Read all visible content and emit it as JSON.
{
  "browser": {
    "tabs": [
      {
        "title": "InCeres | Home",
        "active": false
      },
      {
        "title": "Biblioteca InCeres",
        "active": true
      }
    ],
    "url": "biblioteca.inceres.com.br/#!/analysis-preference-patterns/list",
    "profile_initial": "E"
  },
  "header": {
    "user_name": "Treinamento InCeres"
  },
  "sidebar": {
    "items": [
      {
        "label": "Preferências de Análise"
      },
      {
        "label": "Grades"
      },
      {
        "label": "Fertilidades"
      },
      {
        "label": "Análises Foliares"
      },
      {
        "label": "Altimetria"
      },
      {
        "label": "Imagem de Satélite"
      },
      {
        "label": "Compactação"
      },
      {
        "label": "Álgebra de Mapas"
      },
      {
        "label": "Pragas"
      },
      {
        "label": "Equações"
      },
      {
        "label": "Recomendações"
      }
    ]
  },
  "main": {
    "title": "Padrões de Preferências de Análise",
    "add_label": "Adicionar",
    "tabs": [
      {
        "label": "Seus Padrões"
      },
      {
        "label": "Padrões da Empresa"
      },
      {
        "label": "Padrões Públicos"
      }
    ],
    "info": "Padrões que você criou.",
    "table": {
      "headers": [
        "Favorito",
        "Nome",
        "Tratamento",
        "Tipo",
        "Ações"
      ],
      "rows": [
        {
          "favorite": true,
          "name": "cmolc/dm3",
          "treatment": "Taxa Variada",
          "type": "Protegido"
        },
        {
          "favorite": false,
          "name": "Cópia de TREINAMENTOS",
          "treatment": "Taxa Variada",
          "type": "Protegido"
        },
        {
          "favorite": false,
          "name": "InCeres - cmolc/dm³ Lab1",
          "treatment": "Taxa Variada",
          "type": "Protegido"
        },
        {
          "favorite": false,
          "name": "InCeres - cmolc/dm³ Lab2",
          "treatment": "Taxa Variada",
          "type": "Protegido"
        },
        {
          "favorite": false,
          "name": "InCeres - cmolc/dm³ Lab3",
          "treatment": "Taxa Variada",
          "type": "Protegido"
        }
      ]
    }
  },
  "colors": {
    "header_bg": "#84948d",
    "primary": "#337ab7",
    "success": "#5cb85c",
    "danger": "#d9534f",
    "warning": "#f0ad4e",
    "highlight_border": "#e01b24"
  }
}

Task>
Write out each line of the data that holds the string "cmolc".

Response area>
          "name": "cmolc/dm3",
          "name": "InCeres - cmolc/dm³ Lab1",
          "name": "InCeres - cmolc/dm³ Lab2",
          "name": "InCeres - cmolc/dm³ Lab3",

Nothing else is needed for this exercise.